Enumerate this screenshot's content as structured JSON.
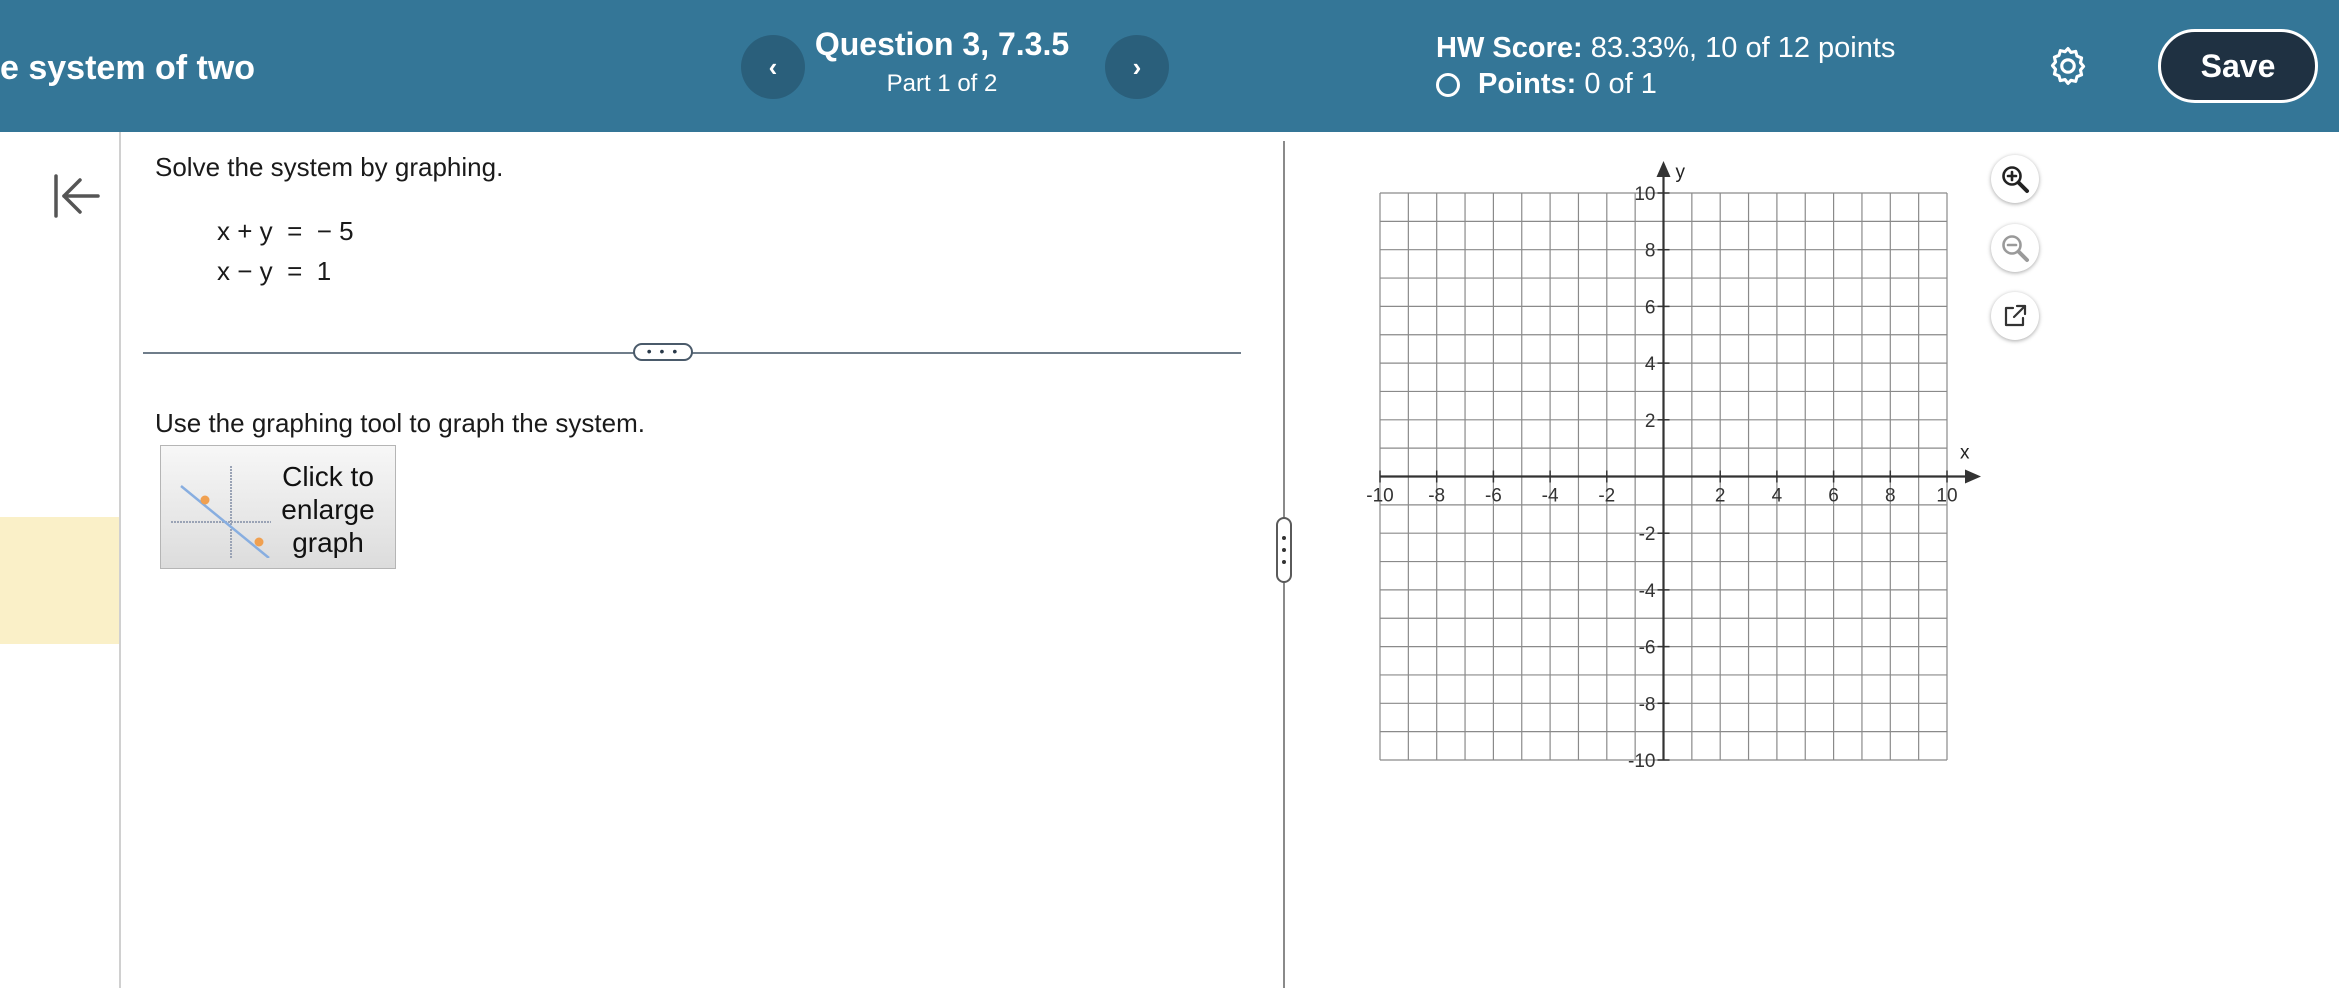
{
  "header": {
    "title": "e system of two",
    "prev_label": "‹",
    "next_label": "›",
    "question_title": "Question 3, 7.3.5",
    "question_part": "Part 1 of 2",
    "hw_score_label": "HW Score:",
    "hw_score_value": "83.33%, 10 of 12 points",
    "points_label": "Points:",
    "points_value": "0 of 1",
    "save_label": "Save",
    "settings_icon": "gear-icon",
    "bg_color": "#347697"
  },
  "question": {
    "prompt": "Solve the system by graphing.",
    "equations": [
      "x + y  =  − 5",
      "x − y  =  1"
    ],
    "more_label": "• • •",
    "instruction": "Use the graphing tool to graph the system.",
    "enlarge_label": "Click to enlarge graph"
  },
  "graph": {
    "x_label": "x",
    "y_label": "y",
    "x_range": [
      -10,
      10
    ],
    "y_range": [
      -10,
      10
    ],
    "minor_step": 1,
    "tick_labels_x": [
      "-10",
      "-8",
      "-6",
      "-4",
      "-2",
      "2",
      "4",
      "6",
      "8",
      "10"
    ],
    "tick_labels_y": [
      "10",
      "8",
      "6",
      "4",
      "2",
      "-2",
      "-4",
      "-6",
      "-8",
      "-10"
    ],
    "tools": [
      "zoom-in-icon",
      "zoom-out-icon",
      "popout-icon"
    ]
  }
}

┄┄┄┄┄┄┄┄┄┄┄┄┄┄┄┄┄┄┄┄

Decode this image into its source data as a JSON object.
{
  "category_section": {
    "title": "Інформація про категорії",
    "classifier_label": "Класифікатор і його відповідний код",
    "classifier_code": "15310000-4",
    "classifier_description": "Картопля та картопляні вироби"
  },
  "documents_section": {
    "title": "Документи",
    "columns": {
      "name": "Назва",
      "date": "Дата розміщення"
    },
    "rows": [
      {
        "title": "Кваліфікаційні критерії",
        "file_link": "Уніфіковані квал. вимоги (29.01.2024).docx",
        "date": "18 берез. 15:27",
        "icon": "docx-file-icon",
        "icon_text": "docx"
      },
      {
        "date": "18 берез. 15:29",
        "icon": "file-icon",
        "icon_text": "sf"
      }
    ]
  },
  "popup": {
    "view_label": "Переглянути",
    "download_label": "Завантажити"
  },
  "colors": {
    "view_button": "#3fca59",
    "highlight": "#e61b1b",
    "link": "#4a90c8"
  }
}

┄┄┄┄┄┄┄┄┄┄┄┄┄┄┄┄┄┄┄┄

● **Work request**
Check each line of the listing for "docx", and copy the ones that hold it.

● **Answer box**
        "file_link": "Уніфіковані квал. вимоги (29.01.2024).docx",
        "icon": "docx-file-icon",
        "icon_text": "docx"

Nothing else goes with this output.